(Records for the task begins)
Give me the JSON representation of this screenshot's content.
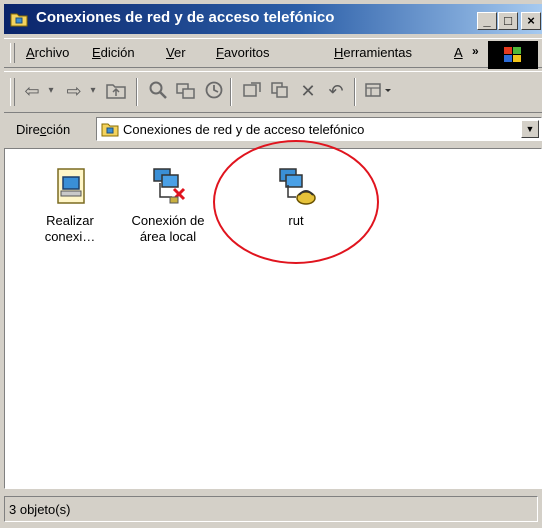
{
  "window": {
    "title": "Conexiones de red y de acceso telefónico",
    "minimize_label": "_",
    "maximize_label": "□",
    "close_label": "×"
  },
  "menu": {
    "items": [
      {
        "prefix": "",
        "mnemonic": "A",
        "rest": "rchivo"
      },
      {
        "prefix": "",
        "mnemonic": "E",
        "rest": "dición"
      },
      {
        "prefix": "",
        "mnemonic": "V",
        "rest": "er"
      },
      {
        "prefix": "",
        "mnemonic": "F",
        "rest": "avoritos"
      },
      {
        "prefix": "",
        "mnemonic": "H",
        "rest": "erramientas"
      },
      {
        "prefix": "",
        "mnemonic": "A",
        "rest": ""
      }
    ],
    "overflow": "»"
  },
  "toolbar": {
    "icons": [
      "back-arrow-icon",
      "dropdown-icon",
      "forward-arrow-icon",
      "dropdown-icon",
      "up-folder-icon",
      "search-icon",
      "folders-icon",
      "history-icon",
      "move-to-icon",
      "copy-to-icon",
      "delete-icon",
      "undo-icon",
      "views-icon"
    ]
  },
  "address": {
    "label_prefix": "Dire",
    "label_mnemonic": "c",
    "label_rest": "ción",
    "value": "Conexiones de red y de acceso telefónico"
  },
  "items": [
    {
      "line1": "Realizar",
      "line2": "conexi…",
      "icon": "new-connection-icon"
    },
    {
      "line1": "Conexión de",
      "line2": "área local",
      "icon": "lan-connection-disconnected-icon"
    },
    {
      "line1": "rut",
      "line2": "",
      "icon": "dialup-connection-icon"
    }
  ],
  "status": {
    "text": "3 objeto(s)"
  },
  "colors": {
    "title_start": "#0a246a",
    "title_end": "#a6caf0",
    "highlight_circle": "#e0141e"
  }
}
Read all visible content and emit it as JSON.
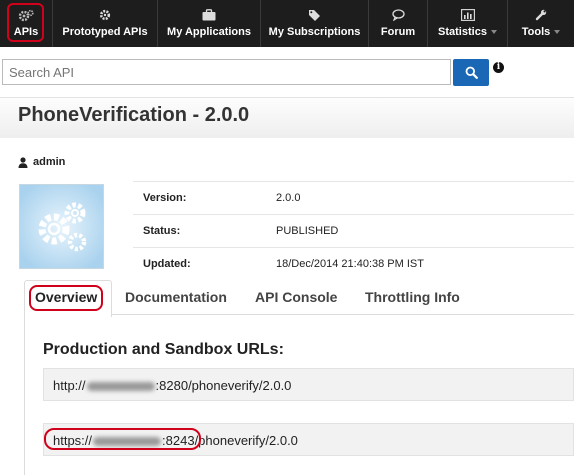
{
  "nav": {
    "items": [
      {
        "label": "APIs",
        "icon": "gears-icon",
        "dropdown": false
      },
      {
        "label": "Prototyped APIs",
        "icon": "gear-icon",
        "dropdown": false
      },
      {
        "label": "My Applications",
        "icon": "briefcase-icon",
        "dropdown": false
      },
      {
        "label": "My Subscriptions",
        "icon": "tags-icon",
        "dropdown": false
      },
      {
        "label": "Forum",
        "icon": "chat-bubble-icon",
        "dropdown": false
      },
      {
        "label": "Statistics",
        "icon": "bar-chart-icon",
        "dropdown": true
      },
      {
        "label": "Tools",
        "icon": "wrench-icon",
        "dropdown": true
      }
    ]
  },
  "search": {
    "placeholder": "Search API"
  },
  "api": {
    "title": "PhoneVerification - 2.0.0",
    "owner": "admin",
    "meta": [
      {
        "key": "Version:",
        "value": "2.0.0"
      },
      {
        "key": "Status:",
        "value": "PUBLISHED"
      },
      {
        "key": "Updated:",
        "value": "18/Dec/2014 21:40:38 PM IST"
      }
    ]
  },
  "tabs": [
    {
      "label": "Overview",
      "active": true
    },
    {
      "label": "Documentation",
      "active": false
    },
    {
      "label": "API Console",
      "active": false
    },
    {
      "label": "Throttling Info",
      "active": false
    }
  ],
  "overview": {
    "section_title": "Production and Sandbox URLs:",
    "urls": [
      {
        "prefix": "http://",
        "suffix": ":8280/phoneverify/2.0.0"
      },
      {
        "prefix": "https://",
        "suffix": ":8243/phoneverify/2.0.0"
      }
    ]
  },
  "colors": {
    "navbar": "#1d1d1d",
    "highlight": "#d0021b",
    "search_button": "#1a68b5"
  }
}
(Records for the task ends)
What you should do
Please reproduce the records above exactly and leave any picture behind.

Answer
Give me the JSON representation of this screenshot's content.
{
  "window": {
    "title": "Conexiones de red y de acceso telefónico",
    "minimize_label": "_",
    "maximize_label": "□",
    "close_label": "×"
  },
  "menu": {
    "items": [
      {
        "prefix": "",
        "mnemonic": "A",
        "rest": "rchivo"
      },
      {
        "prefix": "",
        "mnemonic": "E",
        "rest": "dición"
      },
      {
        "prefix": "",
        "mnemonic": "V",
        "rest": "er"
      },
      {
        "prefix": "",
        "mnemonic": "F",
        "rest": "avoritos"
      },
      {
        "prefix": "",
        "mnemonic": "H",
        "rest": "erramientas"
      },
      {
        "prefix": "",
        "mnemonic": "A",
        "rest": ""
      }
    ],
    "overflow": "»"
  },
  "toolbar": {
    "icons": [
      "back-arrow-icon",
      "dropdown-icon",
      "forward-arrow-icon",
      "dropdown-icon",
      "up-folder-icon",
      "search-icon",
      "folders-icon",
      "history-icon",
      "move-to-icon",
      "copy-to-icon",
      "delete-icon",
      "undo-icon",
      "views-icon"
    ]
  },
  "address": {
    "label_prefix": "Dire",
    "label_mnemonic": "c",
    "label_rest": "ción",
    "value": "Conexiones de red y de acceso telefónico"
  },
  "items": [
    {
      "line1": "Realizar",
      "line2": "conexi…",
      "icon": "new-connection-icon"
    },
    {
      "line1": "Conexión de",
      "line2": "área local",
      "icon": "lan-connection-disconnected-icon"
    },
    {
      "line1": "rut",
      "line2": "",
      "icon": "dialup-connection-icon"
    }
  ],
  "status": {
    "text": "3 objeto(s)"
  },
  "colors": {
    "title_start": "#0a246a",
    "title_end": "#a6caf0",
    "highlight_circle": "#e0141e"
  }
}
Read all visible content and emit it as JSON.
{
  "nav": {
    "items": [
      {
        "label": "APIs",
        "icon": "gears-icon",
        "dropdown": false
      },
      {
        "label": "Prototyped APIs",
        "icon": "gear-icon",
        "dropdown": false
      },
      {
        "label": "My Applications",
        "icon": "briefcase-icon",
        "dropdown": false
      },
      {
        "label": "My Subscriptions",
        "icon": "tags-icon",
        "dropdown": false
      },
      {
        "label": "Forum",
        "icon": "chat-bubble-icon",
        "dropdown": false
      },
      {
        "label": "Statistics",
        "icon": "bar-chart-icon",
        "dropdown": true
      },
      {
        "label": "Tools",
        "icon": "wrench-icon",
        "dropdown": true
      }
    ]
  },
  "search": {
    "placeholder": "Search API"
  },
  "api": {
    "title": "PhoneVerification - 2.0.0",
    "owner": "admin",
    "meta": [
      {
        "key": "Version:",
        "value": "2.0.0"
      },
      {
        "key": "Status:",
        "value": "PUBLISHED"
      },
      {
        "key": "Updated:",
        "value": "18/Dec/2014 21:40:38 PM IST"
      }
    ]
  },
  "tabs": [
    {
      "label": "Overview",
      "active": true
    },
    {
      "label": "Documentation",
      "active": false
    },
    {
      "label": "API Console",
      "active": false
    },
    {
      "label": "Throttling Info",
      "active": false
    }
  ],
  "overview": {
    "section_title": "Production and Sandbox URLs:",
    "urls": [
      {
        "prefix": "http://",
        "suffix": ":8280/phoneverify/2.0.0"
      },
      {
        "prefix": "https://",
        "suffix": ":8243/phoneverify/2.0.0"
      }
    ]
  },
  "colors": {
    "navbar": "#1d1d1d",
    "highlight": "#d0021b",
    "search_button": "#1a68b5"
  }
}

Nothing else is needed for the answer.